Two months later the Valentins renewed their application, but the neighbors had begun a new campaign to repeal the new bylaw. The Town Board delayed their decision of the application until the repeal was decided at the Town Meeting. In total, twenty-nine hearings and 14 work-group session were held in regards to the project over a seven-month period.

The Town Board declared two new interpretations of the bylaw in reference to the definition of “historic building” and size limitations for all new construction.  Contrary to the legal opinion of Town Counsel, the Board reduced the gross volume of the proposed project.  Again, the Valentins submitted revised plans which reduced the number of units from eleven to seven which then was compliant under the new bylaw. Chair of the Historic Commission, Stephen Evers, who had been corresponding with the neighbors, then alerted Town Board members that he was concerned that the project was too large. He also joined the campaign to repeal the bylaw. During the following public meeting the Town Board alerted Ms. Valentin that any repeal of the bylaw would not adversely affect any application currently before the Board.  The following month, the Town Board voted to approve the layout of the project, but did not move to discuss or vote on the special permit, as it had done for other developments, and instead scheduled it after the Town Meeting vote to repeal the bylaw. The bylaw was repealed and at the next meeting the Board denied the Valentin’s application solely on the basis of the repeal of the bylaw.

The Court found that the developers stated disparate treatment claim under FHA; further that they sufficiently alleged that town interfered with their rights under FHA; and that they properly stated both an equal protection and substantive due process claim.  However the Court found that the developers failed to state procedural due process claim and that they failed to state MCRA claim. Finally the Court held that the comments by chair of town’s historical commission in opposition to plan by developers were not entitled to protection under First Amendment.

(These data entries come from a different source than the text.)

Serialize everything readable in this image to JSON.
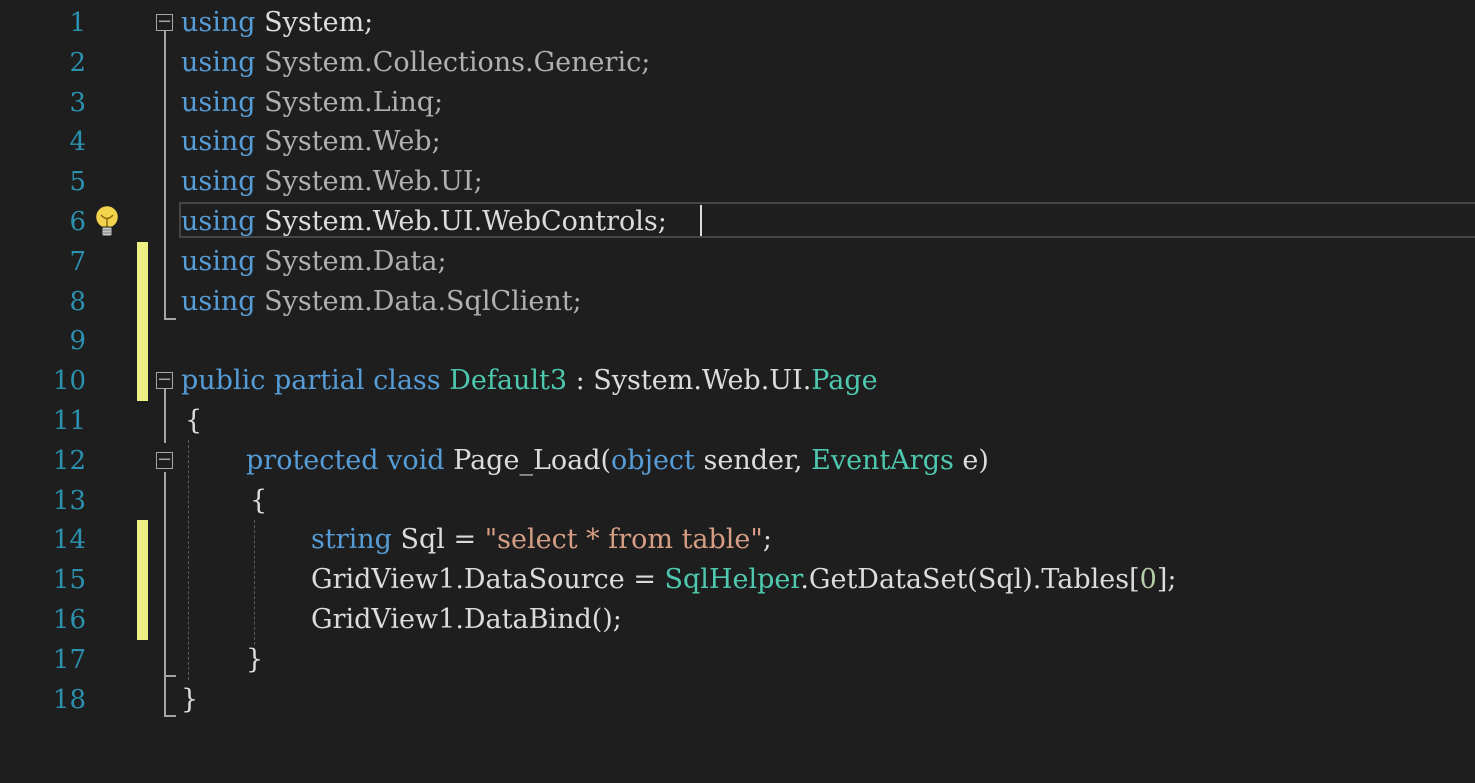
{
  "editor": {
    "language": "C#",
    "current_line": 6,
    "colors": {
      "background": "#1e1e1e",
      "line_number": "#2b91af",
      "keyword": "#569cd6",
      "type": "#4ec9b0",
      "string": "#d69d85",
      "number": "#b5cea8",
      "text": "#dcdcdc",
      "change_marker": "#eff084"
    },
    "lightbulb_icon": "lightbulb-icon",
    "lines": [
      {
        "n": "1",
        "changed": false,
        "tokens": [
          [
            "kw",
            "using"
          ],
          [
            "tx",
            " System;"
          ]
        ]
      },
      {
        "n": "2",
        "changed": false,
        "tokens": [
          [
            "kw",
            "using"
          ],
          [
            "dim",
            " System.Collections.Generic;"
          ]
        ]
      },
      {
        "n": "3",
        "changed": false,
        "tokens": [
          [
            "kw",
            "using"
          ],
          [
            "dim",
            " System.Linq;"
          ]
        ]
      },
      {
        "n": "4",
        "changed": false,
        "tokens": [
          [
            "kw",
            "using"
          ],
          [
            "dim",
            " System.Web;"
          ]
        ]
      },
      {
        "n": "5",
        "changed": false,
        "tokens": [
          [
            "kw",
            "using"
          ],
          [
            "dim",
            " System.Web.UI;"
          ]
        ]
      },
      {
        "n": "6",
        "changed": false,
        "tokens": [
          [
            "kw",
            "using"
          ],
          [
            "tx",
            " System.Web.UI.WebControls;"
          ]
        ]
      },
      {
        "n": "7",
        "changed": true,
        "tokens": [
          [
            "kw",
            "using"
          ],
          [
            "dim",
            " System.Data;"
          ]
        ]
      },
      {
        "n": "8",
        "changed": true,
        "tokens": [
          [
            "kw",
            "using"
          ],
          [
            "dim",
            " System.Data.SqlClient;"
          ]
        ]
      },
      {
        "n": "9",
        "changed": true,
        "tokens": []
      },
      {
        "n": "10",
        "changed": true,
        "tokens": [
          [
            "kw",
            "public"
          ],
          [
            "tx",
            " "
          ],
          [
            "kw",
            "partial"
          ],
          [
            "tx",
            " "
          ],
          [
            "kw",
            "class"
          ],
          [
            "tx",
            " "
          ],
          [
            "ty",
            "Default3"
          ],
          [
            "tx",
            " : System.Web.UI."
          ],
          [
            "ty",
            "Page"
          ]
        ]
      },
      {
        "n": "11",
        "changed": false,
        "tokens": [
          [
            "tx",
            "{"
          ]
        ]
      },
      {
        "n": "12",
        "changed": false,
        "tokens": [
          [
            "kw",
            "protected"
          ],
          [
            "tx",
            " "
          ],
          [
            "kw",
            "void"
          ],
          [
            "tx",
            " Page_Load("
          ],
          [
            "kw",
            "object"
          ],
          [
            "tx",
            " sender, "
          ],
          [
            "ty",
            "EventArgs"
          ],
          [
            "tx",
            " e)"
          ]
        ]
      },
      {
        "n": "13",
        "changed": false,
        "tokens": [
          [
            "tx",
            "{"
          ]
        ]
      },
      {
        "n": "14",
        "changed": true,
        "tokens": [
          [
            "kw",
            "string"
          ],
          [
            "tx",
            " Sql = "
          ],
          [
            "st",
            "\"select * from table\""
          ],
          [
            "tx",
            ";"
          ]
        ]
      },
      {
        "n": "15",
        "changed": true,
        "tokens": [
          [
            "tx",
            "GridView1.DataSource = "
          ],
          [
            "ty",
            "SqlHelper"
          ],
          [
            "tx",
            ".GetDataSet(Sql).Tables["
          ],
          [
            "nm",
            "0"
          ],
          [
            "tx",
            "];"
          ]
        ]
      },
      {
        "n": "16",
        "changed": true,
        "tokens": [
          [
            "tx",
            "GridView1.DataBind();"
          ]
        ]
      },
      {
        "n": "17",
        "changed": false,
        "tokens": [
          [
            "tx",
            "}"
          ]
        ]
      },
      {
        "n": "18",
        "changed": false,
        "tokens": [
          [
            "tx",
            "}"
          ]
        ]
      }
    ]
  }
}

Valentin v. Town of Natick, 2022 WL 4481412 (D. Mass. Sept. 27, 2022).

Older Posts »

Categories